We all knew we’d be losing some of the characters we’ve invested time and energy following. The painful realization that some of the earth’s mightiest heroes might not make it out alive battling the Mad Titan Thanos was just excruciating to contain. The road leading to Infinity War’s release didn’t make it any easier to deal with. But the roaster of the dead we got was shocking, could pass as laughable (considering almost all of the dead have confirmed sequels in the MCU), and further butresses the point that huge losses are coming in the still untitled Avengers 4Β movie scheduled for a May 2019 release.

Okay. Moving on to more specific plot points from the movie Avengers: Infinity War, I’ll like to scream SPOILER ALERT!!! πŸ˜‚. So, if you still haven’t watched the movie now’s the right time to leave. Bye, see you later… βœ‹.

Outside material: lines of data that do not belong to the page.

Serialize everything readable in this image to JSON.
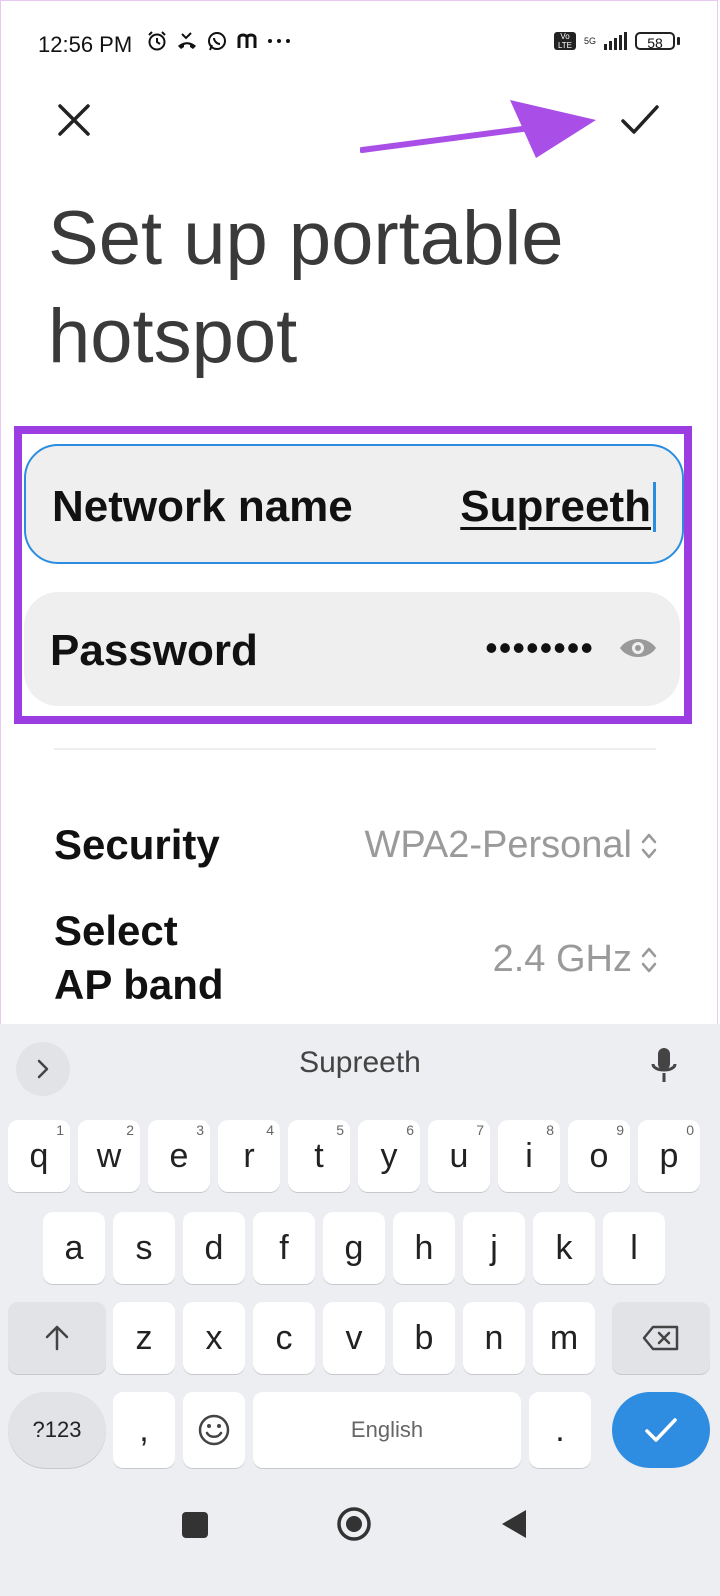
{
  "status_bar": {
    "time": "12:56 PM",
    "left_icons": [
      "alarm-icon",
      "missed-call-icon",
      "whatsapp-icon",
      "m-app-icon",
      "more-notifications-icon"
    ],
    "right_icons": [
      "volte-icon",
      "network-5g-icon",
      "signal-icon",
      "battery-icon"
    ],
    "volte_label": "Vo LTE",
    "network_label": "5G",
    "battery": "58"
  },
  "toolbar": {
    "close_icon": "close-icon",
    "confirm_icon": "checkmark-icon",
    "annotation": "purple-arrow-pointing-to-confirm"
  },
  "title": "Set up portable hotspot",
  "fields": {
    "network_name": {
      "label": "Network name",
      "value": "Supreeth"
    },
    "password": {
      "label": "Password",
      "value": "••••••••",
      "icon": "eye-icon"
    }
  },
  "settings": {
    "security": {
      "label": "Security",
      "value": "WPA2-Personal"
    },
    "ap_band": {
      "label": "Select AP band",
      "label_line1": "Select",
      "label_line2": "AP band",
      "value": "2.4 GHz"
    }
  },
  "keyboard": {
    "suggestion": "Supreeth",
    "row1": [
      "q",
      "w",
      "e",
      "r",
      "t",
      "y",
      "u",
      "i",
      "o",
      "p"
    ],
    "row1_hints": [
      "1",
      "2",
      "3",
      "4",
      "5",
      "6",
      "7",
      "8",
      "9",
      "0"
    ],
    "row2": [
      "a",
      "s",
      "d",
      "f",
      "g",
      "h",
      "j",
      "k",
      "l"
    ],
    "row3": [
      "z",
      "x",
      "c",
      "v",
      "b",
      "n",
      "m"
    ],
    "symbols_key": "?123",
    "comma_key": ",",
    "space_label": "English",
    "period_key": ".",
    "enter_icon": "checkmark-icon",
    "shift_icon": "shift-icon",
    "backspace_icon": "backspace-icon",
    "emoji_icon": "emoji-icon",
    "mic_icon": "mic-icon"
  },
  "nav_bar": [
    "recents-square-icon",
    "home-circle-icon",
    "back-triangle-icon"
  ],
  "colors": {
    "highlight": "#9b3de3",
    "focus_border": "#2a8de0",
    "enter_key": "#2e8de0",
    "keyboard_bg": "#eceef1",
    "secondary_text": "#9a9a9a"
  }
}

As revealed by The Collector in Guardians of the Galaxy vol. 1, there are six infinity stones in existence, with each bearing a unique power that contributes to shaping the existence of the universe as we know it. Β Thanos, the ultimate villain of the MCU, had a relatively straight forward mission – find all six stones and with the snap of a finger erase half of the universe’s population, using a highly complex, magical algorithm, to strike perfect balance to life. Talk about misguided beliefs. SMH. πŸ€•. The heavy sacrifices The Mad Titan makes to achieve his goal, which includes murdering the one person he loves the most, appear to bear fruit as can be seen at the last scene of the movie when he has that wry smile on that says ‘I finally did it!’

With a heavily decimated roaster and a villain that’s at full strength now, how the Avengers will defeat Thanos in the next movie can only be left to the imagination. One thing is certain though – time travel will play a major role in it and Captain Marvel 😍. How? I guess we’ll just have to wait and find out. πŸ‘Œ.

PS 1: I predicted Infinity War would earn above $2B and a lot of people doubted me. As at the time of writing this article we’ve just crossed the $1.9B mark. Who’s the liar now? 😁

PS 2: I don’t know why all members of the Black Order were decimated. πŸ˜”. I loved Ebony Maw and wish for him to return in the sequel. Am I alone in this line of thought?

Directed by: The Russo brothers

Rinzy’s Rating: 4.5/5